For the third time in four years and fifth in seven, Stevenson and Salisbury will meet in the NCAA Division III tournament. The No. 7 Mustangs (16-4) will host the No. 8 Sea Gulls (16-4) in a second-round game at 7 p.m. Saturday.
The teams have faced off every year since 2007 and three times in 2009, 2010 and 2012, so there's a heightened sense of familiarity between the two sides.
"We know each other so well," Stevenson coach Paul Cantabene said Thursday. "So there are going to be no surprises. We know what they're going to do, and they have a really good idea of what we're going to do. It really comes down to who's going to make more tough plays. When you're put in a position to make a play, you've got to make it. It's going to be hard to score goals. So you're going to have to make a really good play in order to score. Both goalies are playing well. We both have two good faceoff guys, two good defenses, a good set of midfielders. It's going to be a tough game. I think we know each other so well that it's going to be interesting. … It's going to be a close game."

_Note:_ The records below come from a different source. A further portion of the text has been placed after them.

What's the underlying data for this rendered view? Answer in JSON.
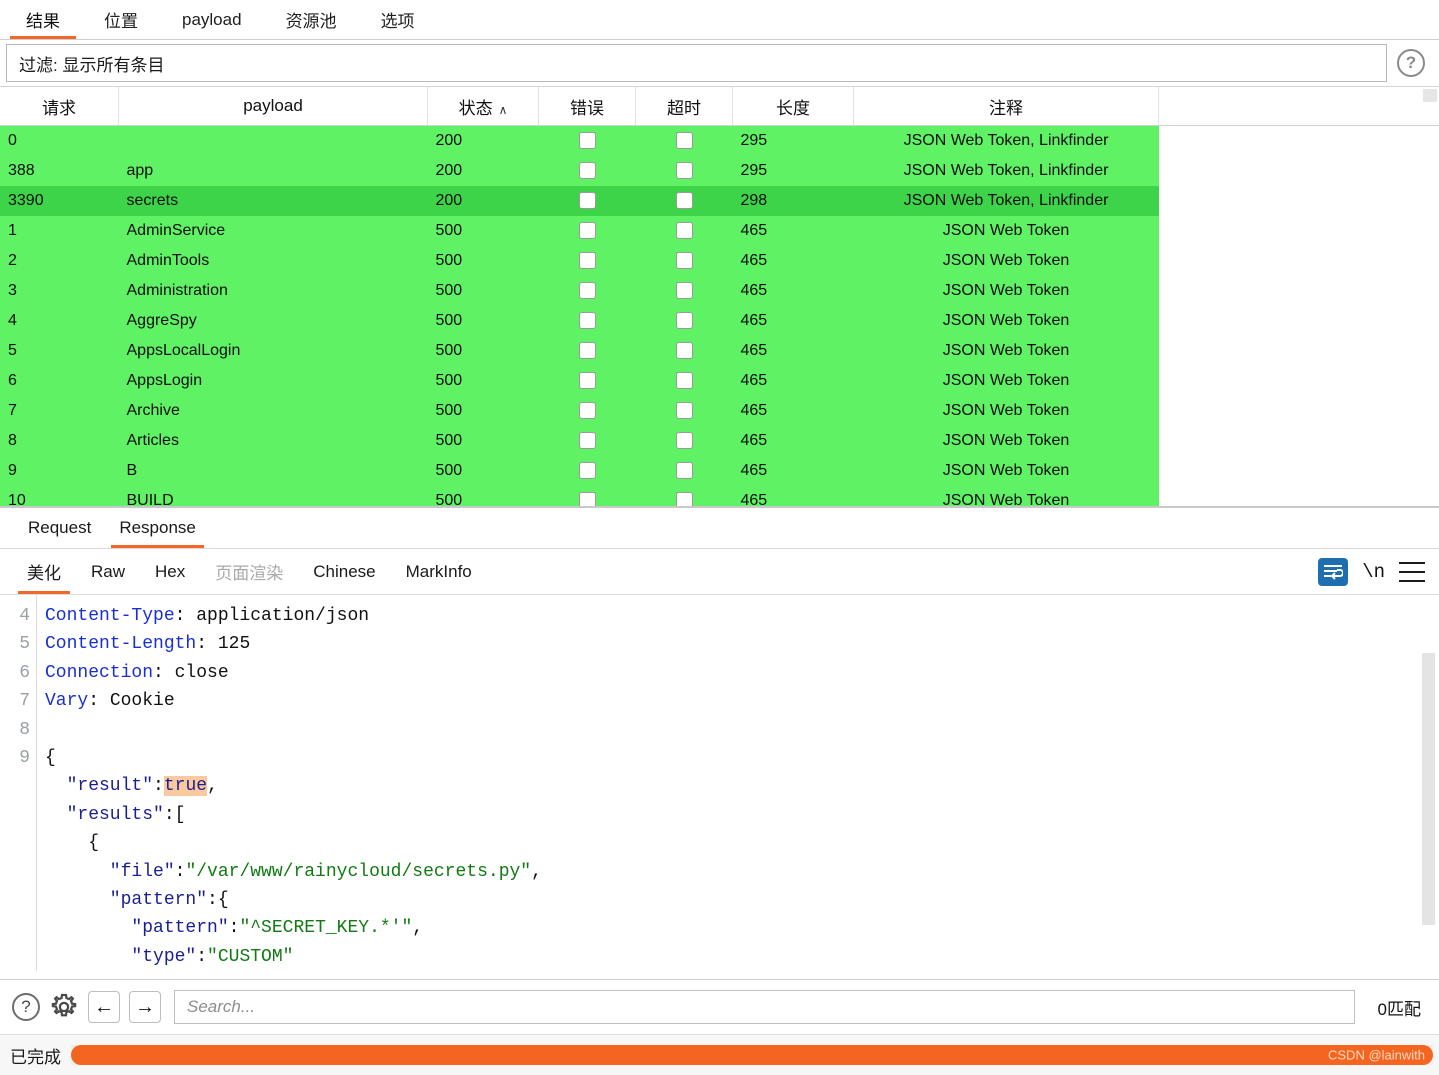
{
  "top_tabs": [
    {
      "label": "结果",
      "active": true
    },
    {
      "label": "位置",
      "active": false
    },
    {
      "label": "payload",
      "active": false
    },
    {
      "label": "资源池",
      "active": false
    },
    {
      "label": "选项",
      "active": false
    }
  ],
  "filter": {
    "text": "过滤: 显示所有条目",
    "help_icon": "help-circle-icon",
    "help_glyph": "?"
  },
  "results_table": {
    "columns": [
      "请求",
      "payload",
      "状态",
      "错误",
      "超时",
      "长度",
      "注释"
    ],
    "sort_column": "状态",
    "sort_caret": "∧",
    "rows": [
      {
        "req": "0",
        "payload": "",
        "status": "200",
        "error": false,
        "timeout": false,
        "length": "295",
        "note": "JSON Web Token, Linkfinder",
        "selected": false
      },
      {
        "req": "388",
        "payload": "app",
        "status": "200",
        "error": false,
        "timeout": false,
        "length": "295",
        "note": "JSON Web Token, Linkfinder",
        "selected": false
      },
      {
        "req": "3390",
        "payload": "secrets",
        "status": "200",
        "error": false,
        "timeout": false,
        "length": "298",
        "note": "JSON Web Token, Linkfinder",
        "selected": true
      },
      {
        "req": "1",
        "payload": "AdminService",
        "status": "500",
        "error": false,
        "timeout": false,
        "length": "465",
        "note": "JSON Web Token",
        "selected": false
      },
      {
        "req": "2",
        "payload": "AdminTools",
        "status": "500",
        "error": false,
        "timeout": false,
        "length": "465",
        "note": "JSON Web Token",
        "selected": false
      },
      {
        "req": "3",
        "payload": "Administration",
        "status": "500",
        "error": false,
        "timeout": false,
        "length": "465",
        "note": "JSON Web Token",
        "selected": false
      },
      {
        "req": "4",
        "payload": "AggreSpy",
        "status": "500",
        "error": false,
        "timeout": false,
        "length": "465",
        "note": "JSON Web Token",
        "selected": false
      },
      {
        "req": "5",
        "payload": "AppsLocalLogin",
        "status": "500",
        "error": false,
        "timeout": false,
        "length": "465",
        "note": "JSON Web Token",
        "selected": false
      },
      {
        "req": "6",
        "payload": "AppsLogin",
        "status": "500",
        "error": false,
        "timeout": false,
        "length": "465",
        "note": "JSON Web Token",
        "selected": false
      },
      {
        "req": "7",
        "payload": "Archive",
        "status": "500",
        "error": false,
        "timeout": false,
        "length": "465",
        "note": "JSON Web Token",
        "selected": false
      },
      {
        "req": "8",
        "payload": "Articles",
        "status": "500",
        "error": false,
        "timeout": false,
        "length": "465",
        "note": "JSON Web Token",
        "selected": false
      },
      {
        "req": "9",
        "payload": "B",
        "status": "500",
        "error": false,
        "timeout": false,
        "length": "465",
        "note": "JSON Web Token",
        "selected": false
      },
      {
        "req": "10",
        "payload": "BUILD",
        "status": "500",
        "error": false,
        "timeout": false,
        "length": "465",
        "note": "JSON Web Token",
        "selected": false
      }
    ]
  },
  "message_tabs": [
    {
      "label": "Request",
      "active": false
    },
    {
      "label": "Response",
      "active": true
    }
  ],
  "view_tabs": [
    {
      "label": "美化",
      "active": true,
      "disabled": false
    },
    {
      "label": "Raw",
      "active": false,
      "disabled": false
    },
    {
      "label": "Hex",
      "active": false,
      "disabled": false
    },
    {
      "label": "页面渲染",
      "active": false,
      "disabled": true
    },
    {
      "label": "Chinese",
      "active": false,
      "disabled": false
    },
    {
      "label": "MarkInfo",
      "active": false,
      "disabled": false
    }
  ],
  "view_tools": {
    "wrap_icon": "word-wrap-icon",
    "newline_label": "\\n",
    "menu_icon": "hamburger-menu-icon"
  },
  "editor": {
    "line_numbers": [
      "4",
      "5",
      "6",
      "7",
      "8",
      "9",
      "",
      "",
      "",
      "",
      "",
      "",
      ""
    ],
    "lines": [
      {
        "num": "4",
        "segments": [
          {
            "t": "Content-Type",
            "c": "hdr"
          },
          {
            "t": ": application/json",
            "c": "plain"
          }
        ]
      },
      {
        "num": "5",
        "segments": [
          {
            "t": "Content-Length",
            "c": "hdr"
          },
          {
            "t": ": 125",
            "c": "plain"
          }
        ]
      },
      {
        "num": "6",
        "segments": [
          {
            "t": "Connection",
            "c": "hdr"
          },
          {
            "t": ": close",
            "c": "plain"
          }
        ]
      },
      {
        "num": "7",
        "segments": [
          {
            "t": "Vary",
            "c": "hdr"
          },
          {
            "t": ": Cookie",
            "c": "plain"
          }
        ]
      },
      {
        "num": "8",
        "segments": []
      },
      {
        "num": "9",
        "segments": [
          {
            "t": "{",
            "c": "plain"
          }
        ]
      },
      {
        "num": "",
        "segments": [
          {
            "t": "  \"result\"",
            "c": "key"
          },
          {
            "t": ":",
            "c": "plain"
          },
          {
            "t": "true",
            "c": "bool"
          },
          {
            "t": ",",
            "c": "plain"
          }
        ]
      },
      {
        "num": "",
        "segments": [
          {
            "t": "  \"results\"",
            "c": "key"
          },
          {
            "t": ":[",
            "c": "plain"
          }
        ]
      },
      {
        "num": "",
        "segments": [
          {
            "t": "    {",
            "c": "plain"
          }
        ]
      },
      {
        "num": "",
        "segments": [
          {
            "t": "      \"file\"",
            "c": "key"
          },
          {
            "t": ":",
            "c": "plain"
          },
          {
            "t": "\"/var/www/rainycloud/secrets.py\"",
            "c": "str"
          },
          {
            "t": ",",
            "c": "plain"
          }
        ]
      },
      {
        "num": "",
        "segments": [
          {
            "t": "      \"pattern\"",
            "c": "key"
          },
          {
            "t": ":{",
            "c": "plain"
          }
        ]
      },
      {
        "num": "",
        "segments": [
          {
            "t": "        \"pattern\"",
            "c": "key"
          },
          {
            "t": ":",
            "c": "plain"
          },
          {
            "t": "\"^SECRET_KEY.*'\"",
            "c": "str"
          },
          {
            "t": ",",
            "c": "plain"
          }
        ]
      },
      {
        "num": "",
        "segments": [
          {
            "t": "        \"type\"",
            "c": "key"
          },
          {
            "t": ":",
            "c": "plain"
          },
          {
            "t": "\"CUSTOM\"",
            "c": "str"
          }
        ]
      }
    ]
  },
  "search_bar": {
    "help_glyph": "?",
    "back_glyph": "←",
    "forward_glyph": "→",
    "placeholder": "Search...",
    "value": "",
    "match_count": "0匹配"
  },
  "status_bar": {
    "text": "已完成",
    "progress_percent": 100,
    "watermark": "CSDN @lainwith"
  },
  "colors": {
    "accent": "#f2682a",
    "row_green": "#5ef264",
    "row_green_selected": "#3ed44a",
    "highlight_orange": "#fac9a0",
    "wrap_button_blue": "#1f6fb0",
    "progress_orange": "#f4651f"
  }
}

Added Salisbury coach Jim Berkman: "We definitely know who their guys are, and they know who we are. They know how we play, and we know how they play. Now you've got to go out there and get it done."
The rivals have split four meetings in the NCAA tournament. The Sea Gulls advanced to the title game in 2010 and 2012 after bouncing the Mustangs in the national semifinals. Stevenson defeated Salisbury in the quarterfinals in 2009 and the semifinals in 2013. Curiously, the team that won in the NCAA tournament dropped the regular-season meeting. That would appear to bode well for the Sea Gulls, who lost in overtime, 9-8, March 25.

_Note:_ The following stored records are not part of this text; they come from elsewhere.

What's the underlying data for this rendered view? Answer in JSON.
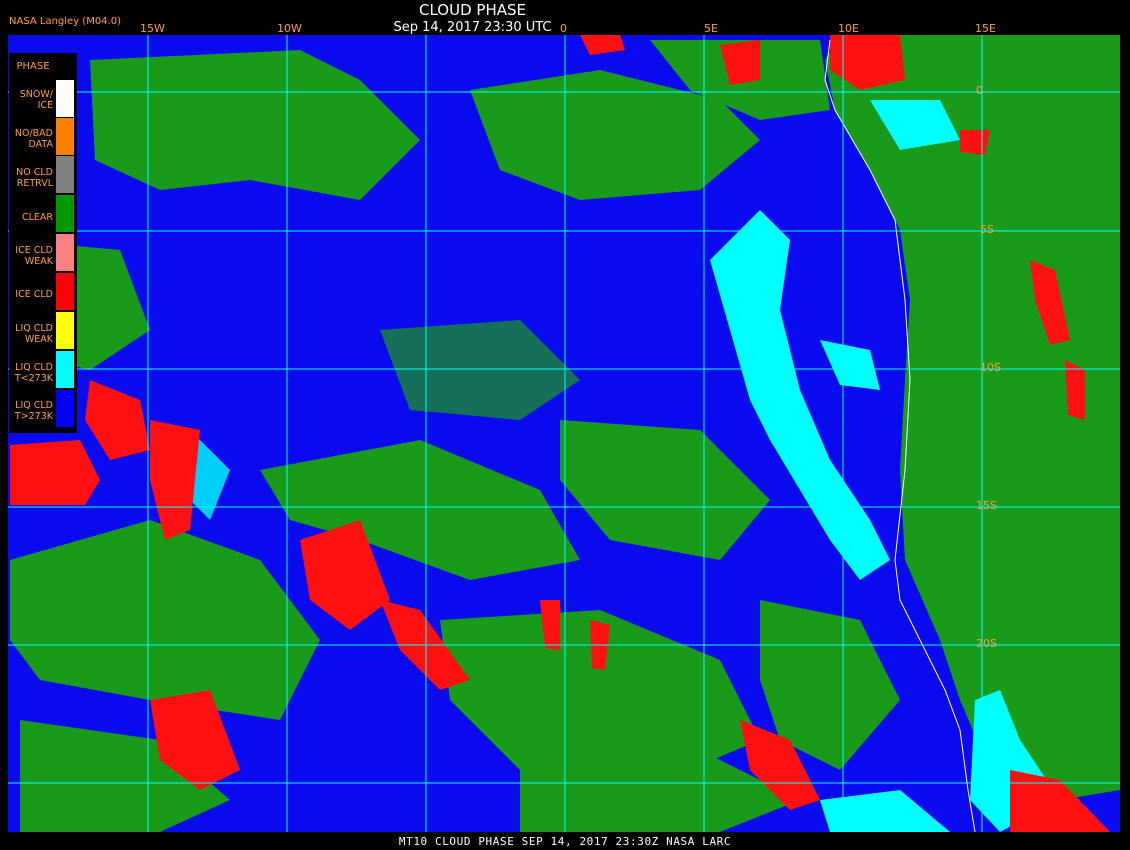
{
  "header": {
    "title": "CLOUD PHASE",
    "subtitle": "Sep 14, 2017 23:30 UTC",
    "org": "NASA Langley (M04.0)"
  },
  "footer": {
    "text": "MT10  CLOUD PHASE   SEP 14, 2017 23:30Z   NASA LARC"
  },
  "legend": {
    "title": "PHASE",
    "items": [
      {
        "label": "SNOW/\nICE",
        "color": "#ffffff"
      },
      {
        "label": "NO/BAD\nDATA",
        "color": "#ff8000"
      },
      {
        "label": "NO CLD\nRETRVL",
        "color": "#808080"
      },
      {
        "label": "CLEAR",
        "color": "#009900"
      },
      {
        "label": "ICE CLD\nWEAK",
        "color": "#ff8080"
      },
      {
        "label": "ICE CLD",
        "color": "#ff0000"
      },
      {
        "label": "LIQ CLD\nWEAK",
        "color": "#ffff00"
      },
      {
        "label": "LIQ CLD\nT<273K",
        "color": "#00ffff"
      },
      {
        "label": "LIQ CLD\nT>273K",
        "color": "#0000ff"
      }
    ]
  },
  "longitude_labels": [
    "15W",
    "10W",
    "5W",
    "0",
    "5E",
    "10E",
    "15E"
  ],
  "latitude_labels": [
    "0",
    "5S",
    "10S",
    "15S",
    "20S"
  ],
  "colors": {
    "ocean_liquid_cloud": "#0a0aee",
    "clear": "#1a9a1a",
    "ice_cloud": "#ff1010",
    "cold_liquid_cloud": "#00ffff",
    "grid": "#00ffff",
    "coastline": "#ffffff"
  }
}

"I don't think the earlier loss has anything to do with it," Berkman said. "We know what's at stake. It's moving forward to winning a national championship and getting to the quarterfinals. That's our motivation."
Cantabene agreed, arguing that the rivalry is what drives players and coaches on both teams.
"We're always motivated to play each other," he said. "That's why kids want to go to Salisbury and want to come to Stevenson. They want to play in this game. It's a huge game and a huge rivalry, and I don't think whoever won the first game is going to be more motivated in the second game. I don't think the records really matter. It's just two good teams going out to compete against each other, and you know both teams are going to be ready to go."